◆ Work instruction: Copy task for the material below: print the line with "Decode this image" and every line after it to the end, exactly as written, without the pictures.

◆ Data for the task:
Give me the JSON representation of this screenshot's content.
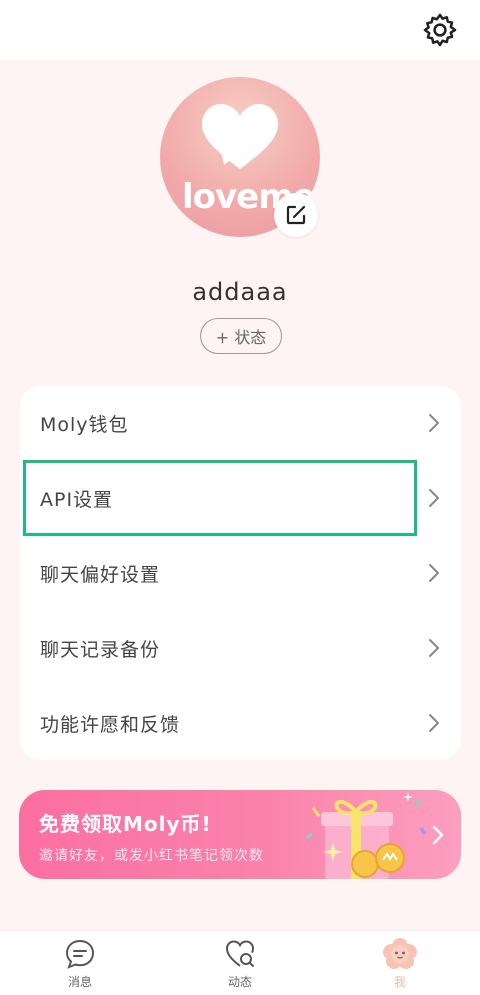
{
  "header": {
    "settings_icon": "gear-icon"
  },
  "profile": {
    "avatar_text": "loveme",
    "edit_icon": "edit-icon",
    "username": "addaaa",
    "status_button": "+ 状态"
  },
  "menu": {
    "items": [
      {
        "label": "Moly钱包"
      },
      {
        "label": "API设置"
      },
      {
        "label": "聊天偏好设置"
      },
      {
        "label": "聊天记录备份"
      },
      {
        "label": "功能许愿和反馈"
      }
    ],
    "highlight_color": "#1fbb82"
  },
  "banner": {
    "title": "免费领取Moly币!",
    "subtitle": "邀请好友，或发小红书笔记领次数",
    "colors": {
      "start": "#fb6fa0",
      "end": "#fc9fbf"
    }
  },
  "tabbar": {
    "tabs": [
      {
        "label": "消息",
        "icon": "chat-bubble-icon"
      },
      {
        "label": "动态",
        "icon": "heart-search-icon"
      },
      {
        "label": "我",
        "icon": "flower-face-icon",
        "active": true
      }
    ]
  },
  "colors": {
    "background": "#fdf4f3",
    "accent_pink": "#fa82ab",
    "active_tab": "#f0b7a6"
  }
}
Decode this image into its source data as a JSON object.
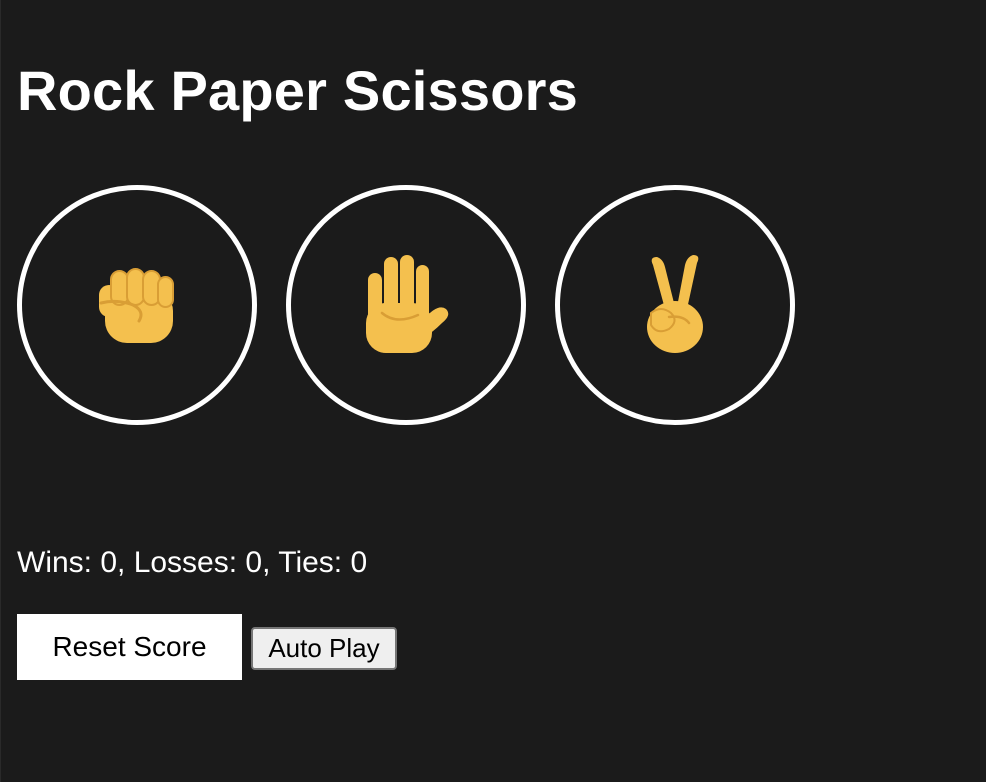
{
  "title": "Rock Paper Scissors",
  "moves": [
    {
      "name": "rock",
      "icon": "raised-fist-icon"
    },
    {
      "name": "paper",
      "icon": "raised-hand-icon"
    },
    {
      "name": "scissors",
      "icon": "victory-hand-icon"
    }
  ],
  "result": "",
  "moves_text": "",
  "score_text": "Wins: 0, Losses: 0, Ties: 0",
  "buttons": {
    "reset": "Reset Score",
    "auto_play": "Auto Play"
  },
  "colors": {
    "background": "#1b1b1b",
    "text": "#ffffff",
    "circle_border": "#ffffff",
    "emoji_skin": "#f4c04e",
    "emoji_shadow": "#d99e35"
  }
}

◆ Solution:
Decode this image into its source data as a JSON object.
{
  "title": "Rock Paper Scissors",
  "moves": [
    {
      "name": "rock",
      "icon": "raised-fist-icon"
    },
    {
      "name": "paper",
      "icon": "raised-hand-icon"
    },
    {
      "name": "scissors",
      "icon": "victory-hand-icon"
    }
  ],
  "result": "",
  "moves_text": "",
  "score_text": "Wins: 0, Losses: 0, Ties: 0",
  "buttons": {
    "reset": "Reset Score",
    "auto_play": "Auto Play"
  },
  "colors": {
    "background": "#1b1b1b",
    "text": "#ffffff",
    "circle_border": "#ffffff",
    "emoji_skin": "#f4c04e",
    "emoji_shadow": "#d99e35"
  }
}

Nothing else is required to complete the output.